Citizens and Vehicles Getting Older, Working Harder

Thanks in part to advancements in health care, our 65 and over population, presently at 13% of the total, will be 20% by 2030 (source Washington Post). Technology has worked wonders in extending the life of our vehicles, too. Median car life has nearly doubled to more than 9 years. As a result of technology the quarter million mile vehicle no long is a miracle. Engines and drive trains are superbly refined, as are fuels and lubricants. Equipment developments and the personnel training to go along with them have added to this formula for long life. Bodies hold up far better inside and out, thanks to improvements in metallurgy, plastics, upholstery material, finishes and the processes for applying them. We’re in the age of longer lasting vehicles and longer periods of ownership.

The NADSA theme line “What We Do Makes a Difference” applies to our vehicles, too. We can abuse, misuse and neglect them and their lives on earth will be brief or, as in the case of millions of octogenarians, they can look and function well for decades.

One thing that has not changed is the importance of change itself… oil change. Probably no single aspect of car care bears more on the life of a vehicle than regular changes of the oil and filter. This procedure, generally recommended every 3,000 – 4,000 miles, includes lubrication of the critical wear components.

Also, having the vehicle on a lift provides an opportunity for a close-up look at parts that are seldom, if ever seen at any other time. Many a faulty safety component has been discovered during a routine lube job.

Advances in every aspect of technology have extended vehicle life far beyond the dreams of the automotive pioneers. But technology notwithstanding, without preventive care a vehicle still takes an early retirement.

Give Douglas Automotive Repair Inc a call today to schedule your vehicle maintenance.

Advertisements
This entry was posted in Oil Change, Preventive Maintenance, Vehicle Inspection, Vehicle Maintenance and tagged , , . Bookmark the permalink.

Leave a Reply

Fill in your details below or click an icon to log in:

WordPress.com Logo

You are commenting using your WordPress.com account.

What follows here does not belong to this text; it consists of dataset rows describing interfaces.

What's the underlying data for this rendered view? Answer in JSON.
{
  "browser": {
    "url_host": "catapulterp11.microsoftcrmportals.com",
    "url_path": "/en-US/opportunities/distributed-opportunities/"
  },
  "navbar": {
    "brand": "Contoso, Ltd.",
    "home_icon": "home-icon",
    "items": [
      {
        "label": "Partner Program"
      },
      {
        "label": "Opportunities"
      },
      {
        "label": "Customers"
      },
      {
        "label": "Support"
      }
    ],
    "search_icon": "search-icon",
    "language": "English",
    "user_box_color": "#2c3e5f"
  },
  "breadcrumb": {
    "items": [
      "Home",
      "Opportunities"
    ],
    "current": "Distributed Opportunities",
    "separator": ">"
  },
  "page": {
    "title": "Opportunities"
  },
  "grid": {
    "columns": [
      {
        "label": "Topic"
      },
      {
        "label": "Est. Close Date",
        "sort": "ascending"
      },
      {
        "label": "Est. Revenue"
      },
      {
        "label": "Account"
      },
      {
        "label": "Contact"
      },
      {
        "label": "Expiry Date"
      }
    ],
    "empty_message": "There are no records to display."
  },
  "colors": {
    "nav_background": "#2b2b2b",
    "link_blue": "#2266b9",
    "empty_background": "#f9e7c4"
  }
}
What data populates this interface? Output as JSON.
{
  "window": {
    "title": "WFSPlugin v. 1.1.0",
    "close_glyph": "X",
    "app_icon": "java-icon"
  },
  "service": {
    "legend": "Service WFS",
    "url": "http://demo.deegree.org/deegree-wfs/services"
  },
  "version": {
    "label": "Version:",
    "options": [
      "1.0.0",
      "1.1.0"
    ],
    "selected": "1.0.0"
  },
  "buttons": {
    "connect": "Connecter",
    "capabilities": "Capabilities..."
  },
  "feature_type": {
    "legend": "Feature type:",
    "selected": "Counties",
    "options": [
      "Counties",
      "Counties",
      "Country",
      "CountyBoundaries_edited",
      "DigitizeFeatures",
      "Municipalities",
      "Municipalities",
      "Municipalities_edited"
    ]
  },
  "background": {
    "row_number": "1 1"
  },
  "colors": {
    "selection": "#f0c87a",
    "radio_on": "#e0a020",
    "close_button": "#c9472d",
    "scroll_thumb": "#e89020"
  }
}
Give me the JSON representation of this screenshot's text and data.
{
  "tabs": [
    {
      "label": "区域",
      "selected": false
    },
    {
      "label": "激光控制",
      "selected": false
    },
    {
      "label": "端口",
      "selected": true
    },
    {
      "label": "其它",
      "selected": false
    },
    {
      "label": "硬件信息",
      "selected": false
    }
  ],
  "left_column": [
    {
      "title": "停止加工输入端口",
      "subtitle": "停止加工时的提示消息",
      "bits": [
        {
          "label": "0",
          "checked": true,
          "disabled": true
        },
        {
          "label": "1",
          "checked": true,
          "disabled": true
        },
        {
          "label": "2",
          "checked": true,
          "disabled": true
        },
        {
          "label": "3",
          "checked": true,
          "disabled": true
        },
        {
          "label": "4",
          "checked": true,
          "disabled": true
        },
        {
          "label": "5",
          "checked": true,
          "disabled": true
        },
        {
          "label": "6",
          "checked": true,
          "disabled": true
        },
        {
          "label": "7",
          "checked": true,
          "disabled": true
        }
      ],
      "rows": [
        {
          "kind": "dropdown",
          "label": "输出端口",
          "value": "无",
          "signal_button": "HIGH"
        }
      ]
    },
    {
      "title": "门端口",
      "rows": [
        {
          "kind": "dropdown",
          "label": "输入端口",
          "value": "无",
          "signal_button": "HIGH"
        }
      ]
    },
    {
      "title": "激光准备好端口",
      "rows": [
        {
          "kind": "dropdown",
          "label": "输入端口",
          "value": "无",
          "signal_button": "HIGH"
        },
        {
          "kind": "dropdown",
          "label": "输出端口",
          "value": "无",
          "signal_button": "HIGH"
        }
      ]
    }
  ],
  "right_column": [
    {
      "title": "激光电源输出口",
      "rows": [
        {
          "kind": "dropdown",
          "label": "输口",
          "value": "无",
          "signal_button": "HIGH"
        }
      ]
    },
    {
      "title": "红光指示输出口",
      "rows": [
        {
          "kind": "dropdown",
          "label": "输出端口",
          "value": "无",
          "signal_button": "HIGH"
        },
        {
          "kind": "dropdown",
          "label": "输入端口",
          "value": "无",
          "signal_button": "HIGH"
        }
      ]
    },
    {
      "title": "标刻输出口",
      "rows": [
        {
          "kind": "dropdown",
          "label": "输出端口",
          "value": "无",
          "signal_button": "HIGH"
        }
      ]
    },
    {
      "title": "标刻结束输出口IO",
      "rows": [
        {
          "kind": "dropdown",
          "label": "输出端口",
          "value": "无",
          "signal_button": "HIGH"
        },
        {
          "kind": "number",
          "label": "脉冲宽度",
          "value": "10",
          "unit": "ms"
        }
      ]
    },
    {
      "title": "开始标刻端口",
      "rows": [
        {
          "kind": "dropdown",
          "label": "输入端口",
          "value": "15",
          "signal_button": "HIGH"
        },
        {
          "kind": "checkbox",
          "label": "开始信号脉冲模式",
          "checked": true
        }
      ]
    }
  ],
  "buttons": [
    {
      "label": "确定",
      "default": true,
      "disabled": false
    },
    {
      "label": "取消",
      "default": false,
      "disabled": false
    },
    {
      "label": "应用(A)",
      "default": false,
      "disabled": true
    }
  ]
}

Log Out / Change )

Twitter picture

You are commenting using your Twitter account. Log Out / Change )

Facebook photo

You are commenting using your Facebook account. Log Out / Change )

Google+ photo

You are commenting using your Google+ account. Log Out / Change )

Connecting to %s